While the nation's sluggish economy is showing signs of rebounding, government figures show 13 million people are still looking for work. In San Francisco, Carla Emil wants to help them through a website called OneJobforAmerica.org.
"When I thought of this idea," said Emil, "I thought this might be do-able -- the idea of one job at a time instead of trying to solve the whole problem. Creating one job at a time seems like something that could actually be done."
OneJobforAmerica.org challenges every company in the U.S. to create at least one new position to help the economy get back on track. So far, 181 firms have signed up and 63 have filled new openings in sectors including technology, retail, and construction.
In Morgan Hill, Calif., Specialized Bicycle Components is adding four positions: two in marketing, and two in engineering to help boost sales of their high-end bikes. A new salesperson was hired at Chris Donatelli Builders in San Jose. At Heath Ceramics in Sausalito, management is actively reviewing resumes for a factory floor manager -- a position that never existed before -- but one the owner hopes will improve efficiency and boost revenue.
"I thought that was really in the spirit of what Carla was trying to do with the program -- not only create a job, but see if you can really make sure that your business is benefiting from it. That's the point. And just doing things yourself, rather than waiting around until someone to give you a hand out," said Heath Ceramics co-owner Catherine Bailey.
But not everyone is 100 percent sold on this job creation website. University of San Francisco economist James Forcier said while the concept may sound good, he worries that small companies who hire someone based on a pledge could contribute to market volatility.
"My concern really is that firms are going to say, 'okay great, we're going to jump in, we're going to hire somebody' prematurely, but then they don't have the sales to support it. That does concern me," he says.
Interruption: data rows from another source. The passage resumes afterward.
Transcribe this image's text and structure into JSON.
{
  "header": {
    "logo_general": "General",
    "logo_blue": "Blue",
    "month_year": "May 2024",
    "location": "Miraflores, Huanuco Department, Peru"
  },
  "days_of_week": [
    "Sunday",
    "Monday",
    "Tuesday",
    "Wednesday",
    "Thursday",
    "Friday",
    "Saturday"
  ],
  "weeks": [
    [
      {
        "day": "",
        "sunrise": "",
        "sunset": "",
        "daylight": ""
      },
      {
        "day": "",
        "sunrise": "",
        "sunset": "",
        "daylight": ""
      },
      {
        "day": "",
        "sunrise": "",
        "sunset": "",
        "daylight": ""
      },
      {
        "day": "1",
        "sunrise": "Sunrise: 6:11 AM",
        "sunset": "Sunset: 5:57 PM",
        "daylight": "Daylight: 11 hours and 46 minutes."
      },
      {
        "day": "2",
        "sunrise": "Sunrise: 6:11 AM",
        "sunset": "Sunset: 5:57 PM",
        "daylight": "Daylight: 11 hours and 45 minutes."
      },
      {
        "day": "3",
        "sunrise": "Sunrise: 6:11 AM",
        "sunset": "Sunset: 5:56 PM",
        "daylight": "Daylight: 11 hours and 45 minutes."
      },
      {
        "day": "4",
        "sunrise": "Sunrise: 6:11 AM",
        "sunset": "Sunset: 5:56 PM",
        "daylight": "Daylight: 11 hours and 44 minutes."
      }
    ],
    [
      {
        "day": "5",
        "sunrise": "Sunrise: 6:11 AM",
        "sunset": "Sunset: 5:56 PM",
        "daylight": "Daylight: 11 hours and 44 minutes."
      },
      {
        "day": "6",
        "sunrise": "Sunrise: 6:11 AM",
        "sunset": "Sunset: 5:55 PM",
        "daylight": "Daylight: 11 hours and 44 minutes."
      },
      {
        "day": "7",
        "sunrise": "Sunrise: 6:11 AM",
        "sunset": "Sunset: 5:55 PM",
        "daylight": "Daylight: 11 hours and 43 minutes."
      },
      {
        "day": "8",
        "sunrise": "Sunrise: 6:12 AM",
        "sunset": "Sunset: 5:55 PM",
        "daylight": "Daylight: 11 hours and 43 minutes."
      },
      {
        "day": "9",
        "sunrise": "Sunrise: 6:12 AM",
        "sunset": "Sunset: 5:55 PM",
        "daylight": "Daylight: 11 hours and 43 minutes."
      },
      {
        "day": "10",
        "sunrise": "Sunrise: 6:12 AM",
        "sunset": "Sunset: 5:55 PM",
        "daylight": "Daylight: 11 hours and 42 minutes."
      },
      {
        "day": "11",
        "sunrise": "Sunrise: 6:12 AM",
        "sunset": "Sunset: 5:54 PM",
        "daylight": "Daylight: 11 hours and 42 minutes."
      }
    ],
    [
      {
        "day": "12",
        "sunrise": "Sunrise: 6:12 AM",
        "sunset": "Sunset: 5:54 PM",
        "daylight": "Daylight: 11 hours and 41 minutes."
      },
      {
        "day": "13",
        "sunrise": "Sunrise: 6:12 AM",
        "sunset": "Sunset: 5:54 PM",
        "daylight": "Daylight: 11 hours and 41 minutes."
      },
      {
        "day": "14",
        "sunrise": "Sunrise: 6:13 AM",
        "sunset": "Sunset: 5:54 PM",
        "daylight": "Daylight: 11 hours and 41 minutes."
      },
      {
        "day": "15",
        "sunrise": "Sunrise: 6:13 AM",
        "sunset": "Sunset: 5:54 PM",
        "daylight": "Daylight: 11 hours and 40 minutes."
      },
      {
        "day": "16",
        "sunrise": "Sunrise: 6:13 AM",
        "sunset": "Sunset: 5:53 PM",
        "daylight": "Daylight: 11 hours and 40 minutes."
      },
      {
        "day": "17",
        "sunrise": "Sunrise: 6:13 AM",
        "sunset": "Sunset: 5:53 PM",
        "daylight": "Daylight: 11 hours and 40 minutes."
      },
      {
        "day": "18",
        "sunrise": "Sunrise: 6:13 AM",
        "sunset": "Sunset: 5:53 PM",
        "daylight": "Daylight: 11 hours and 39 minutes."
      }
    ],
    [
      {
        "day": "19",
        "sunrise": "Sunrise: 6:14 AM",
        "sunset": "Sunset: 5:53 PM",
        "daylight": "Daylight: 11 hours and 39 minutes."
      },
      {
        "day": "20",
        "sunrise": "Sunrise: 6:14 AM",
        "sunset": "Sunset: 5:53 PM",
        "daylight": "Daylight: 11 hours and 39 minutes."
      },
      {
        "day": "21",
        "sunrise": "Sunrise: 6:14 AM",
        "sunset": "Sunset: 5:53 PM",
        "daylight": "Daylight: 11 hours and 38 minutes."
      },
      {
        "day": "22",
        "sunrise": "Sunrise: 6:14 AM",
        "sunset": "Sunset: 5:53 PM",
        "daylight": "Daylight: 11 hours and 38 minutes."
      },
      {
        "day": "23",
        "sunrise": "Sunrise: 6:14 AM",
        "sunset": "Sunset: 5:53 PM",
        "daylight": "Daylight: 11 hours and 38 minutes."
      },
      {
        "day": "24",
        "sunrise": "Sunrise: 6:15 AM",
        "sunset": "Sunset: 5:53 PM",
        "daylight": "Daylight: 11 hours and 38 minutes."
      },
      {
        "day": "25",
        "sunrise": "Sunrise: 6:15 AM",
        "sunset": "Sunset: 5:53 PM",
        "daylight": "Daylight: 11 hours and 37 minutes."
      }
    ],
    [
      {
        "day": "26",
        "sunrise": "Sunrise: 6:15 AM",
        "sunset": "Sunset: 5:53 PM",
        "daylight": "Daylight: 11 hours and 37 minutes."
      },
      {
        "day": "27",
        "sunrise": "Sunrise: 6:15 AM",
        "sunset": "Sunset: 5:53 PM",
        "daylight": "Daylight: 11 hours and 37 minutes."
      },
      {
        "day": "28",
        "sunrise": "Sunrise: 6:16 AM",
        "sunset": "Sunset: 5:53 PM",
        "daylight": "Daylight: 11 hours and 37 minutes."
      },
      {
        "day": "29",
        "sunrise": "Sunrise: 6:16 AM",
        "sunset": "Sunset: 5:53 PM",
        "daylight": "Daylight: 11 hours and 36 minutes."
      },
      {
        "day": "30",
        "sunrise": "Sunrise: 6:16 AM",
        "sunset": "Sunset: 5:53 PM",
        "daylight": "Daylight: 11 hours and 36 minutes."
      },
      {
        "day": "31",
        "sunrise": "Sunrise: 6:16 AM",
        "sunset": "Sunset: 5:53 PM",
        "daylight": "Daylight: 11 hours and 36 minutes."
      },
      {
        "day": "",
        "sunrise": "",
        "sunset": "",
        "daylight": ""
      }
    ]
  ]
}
Emil acknowledges the commitment isn't for everyone and may not work at big companies that already see frequent employee turnover. But she hopes at the very least her website sparks a grassroots movement and national conversation about job creation.
"There's always room for another good person in your company, and if you can do it financially, it's an opportunity to do something good for yourself too," she said.
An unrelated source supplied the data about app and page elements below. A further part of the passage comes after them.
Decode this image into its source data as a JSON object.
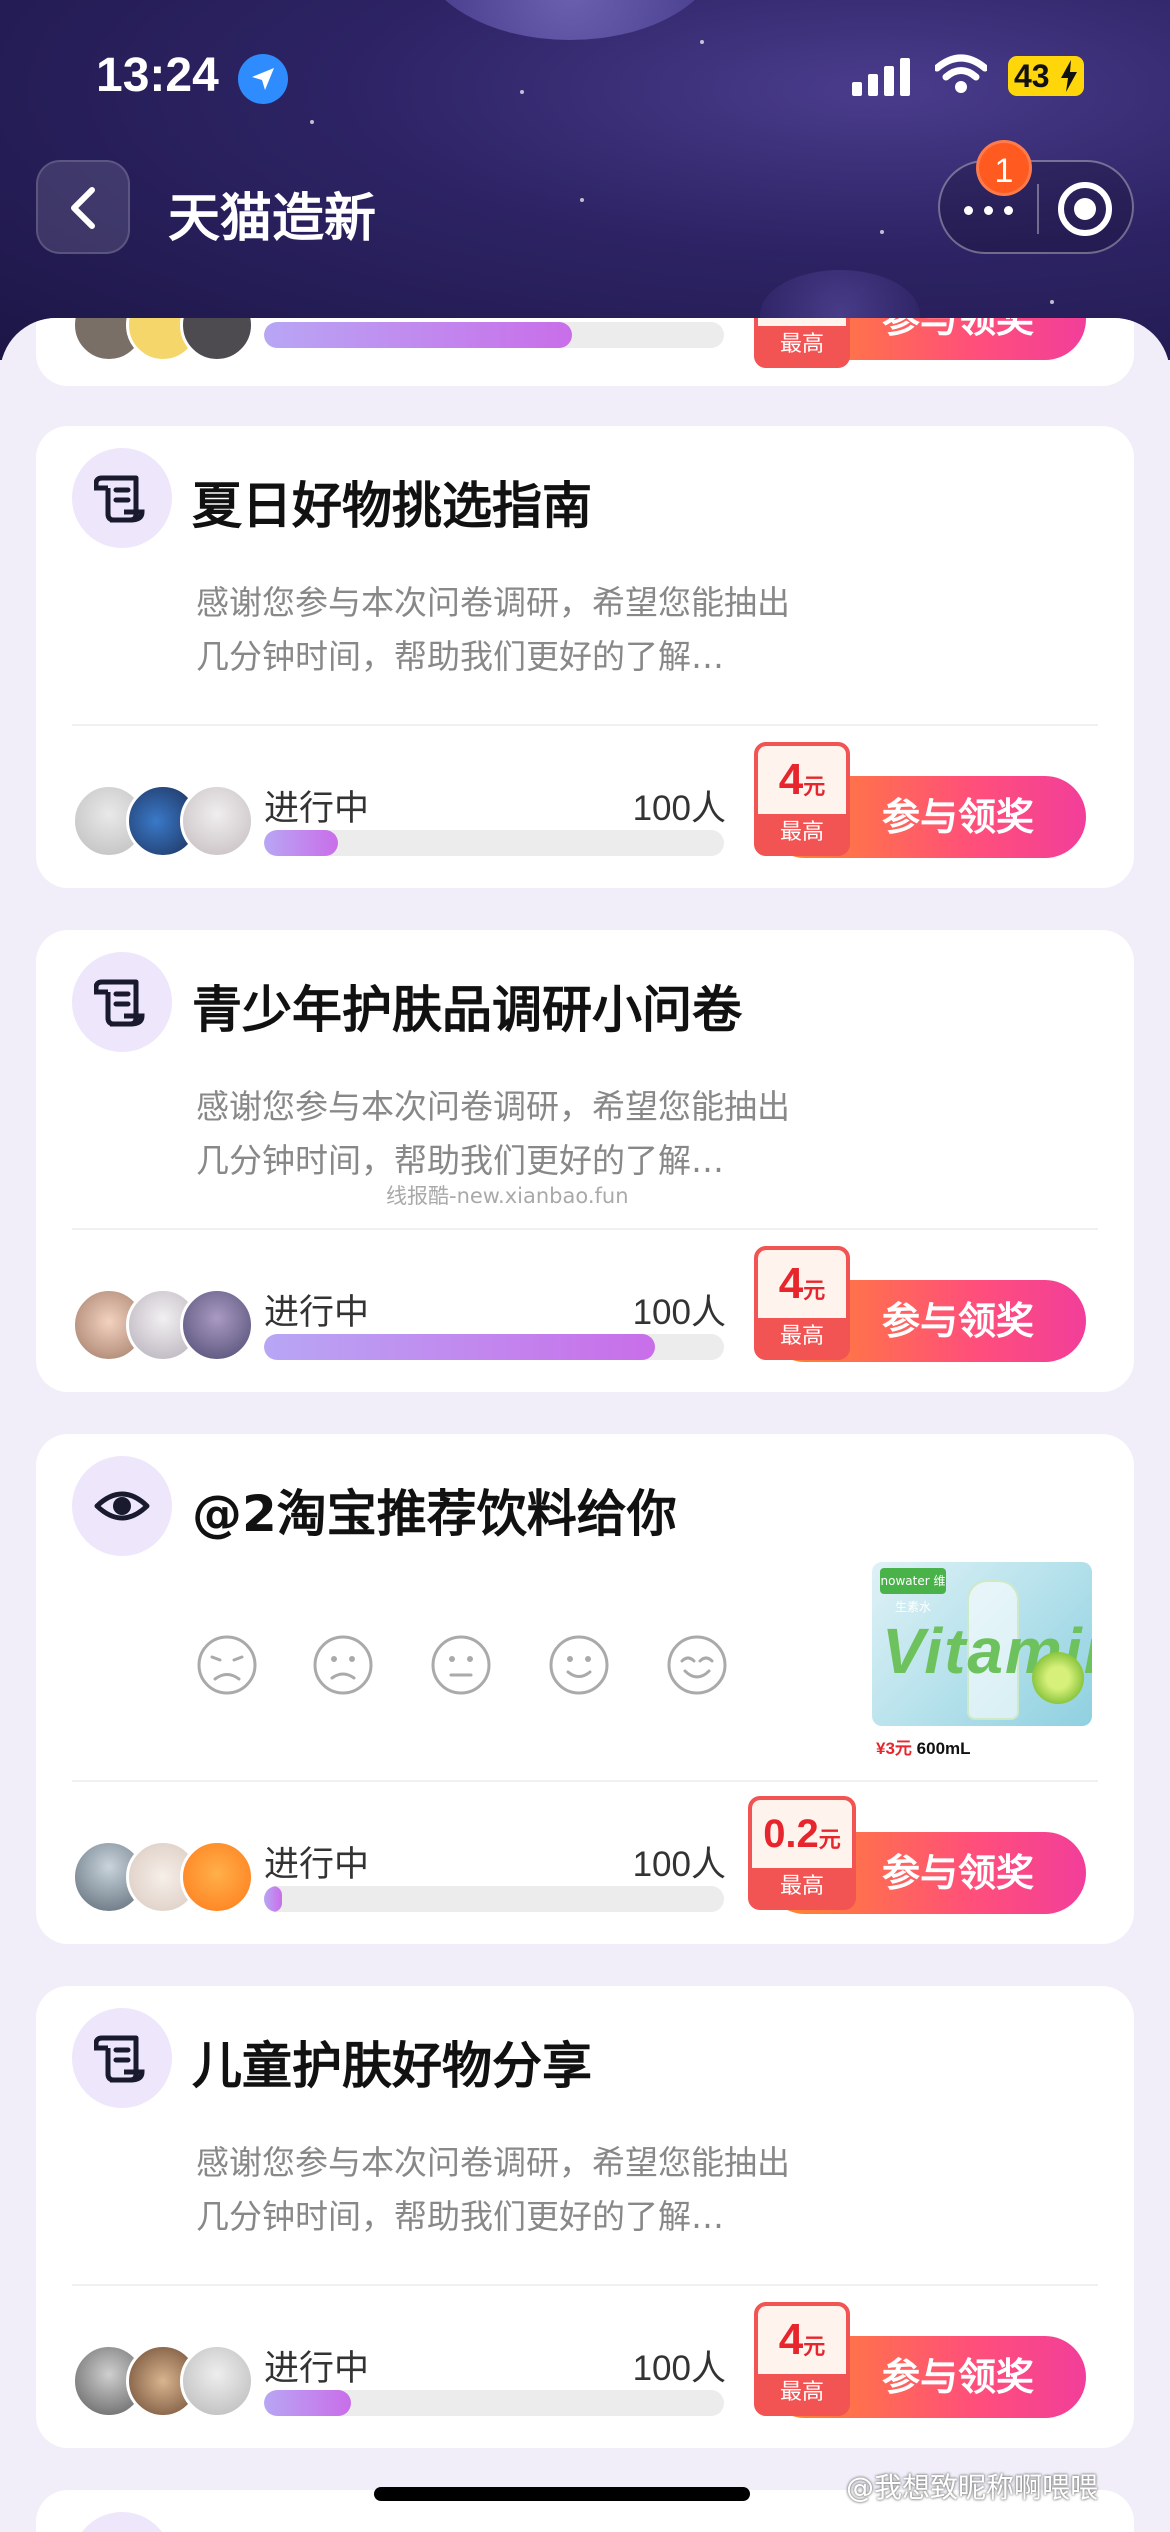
{
  "status_bar": {
    "time": "13:24",
    "battery": "43"
  },
  "nav": {
    "title": "天猫造新",
    "badge_count": "1"
  },
  "cards": [
    {
      "title": "夏日好物挑选指南",
      "desc": "感谢您参与本次问卷调研，希望您能抽出几分钟时间，帮助我们更好的了解…",
      "status": "进行中",
      "count": "100人",
      "progress": 0.16,
      "reward_amount": "4",
      "reward_unit": "元",
      "reward_label": "最高",
      "cta": "参与领奖",
      "icon": "scroll-icon"
    },
    {
      "title": "青少年护肤品调研小问卷",
      "desc": "感谢您参与本次问卷调研，希望您能抽出几分钟时间，帮助我们更好的了解…",
      "status": "进行中",
      "count": "100人",
      "progress": 0.85,
      "reward_amount": "4",
      "reward_unit": "元",
      "reward_label": "最高",
      "cta": "参与领奖",
      "icon": "scroll-icon"
    },
    {
      "title": "@2淘宝推荐饮料给你",
      "status": "进行中",
      "count": "100人",
      "progress": 0.04,
      "reward_amount": "0.2",
      "reward_unit": "元",
      "reward_label": "最高",
      "cta": "参与领奖",
      "icon": "eye-icon",
      "product": {
        "brand": "nowater 维生素水",
        "art_text": "Vitamin",
        "price": "¥3元",
        "volume": "600mL"
      }
    },
    {
      "title": "儿童护肤好物分享",
      "desc": "感谢您参与本次问卷调研，希望您能抽出几分钟时间，帮助我们更好的了解…",
      "status": "进行中",
      "count": "100人",
      "progress": 0.19,
      "reward_amount": "4",
      "reward_unit": "元",
      "reward_label": "最高",
      "cta": "参与领奖",
      "icon": "scroll-icon"
    }
  ],
  "partial_card": {
    "progress": 0.67,
    "reward_label": "最高",
    "cta": "参与领奖"
  },
  "watermark": "线报酷-new.xianbao.fun",
  "weibo_watermark": "@我想致昵称啊喂喂",
  "colors": {
    "accent": "#ff4f7a",
    "progress": "#c96ee9",
    "reward": "#e6262c"
  }
}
Claudia Cowan currently serves as Fox News Channel's (FNC) San Francisco-based correspondent. She joined the network in 1998.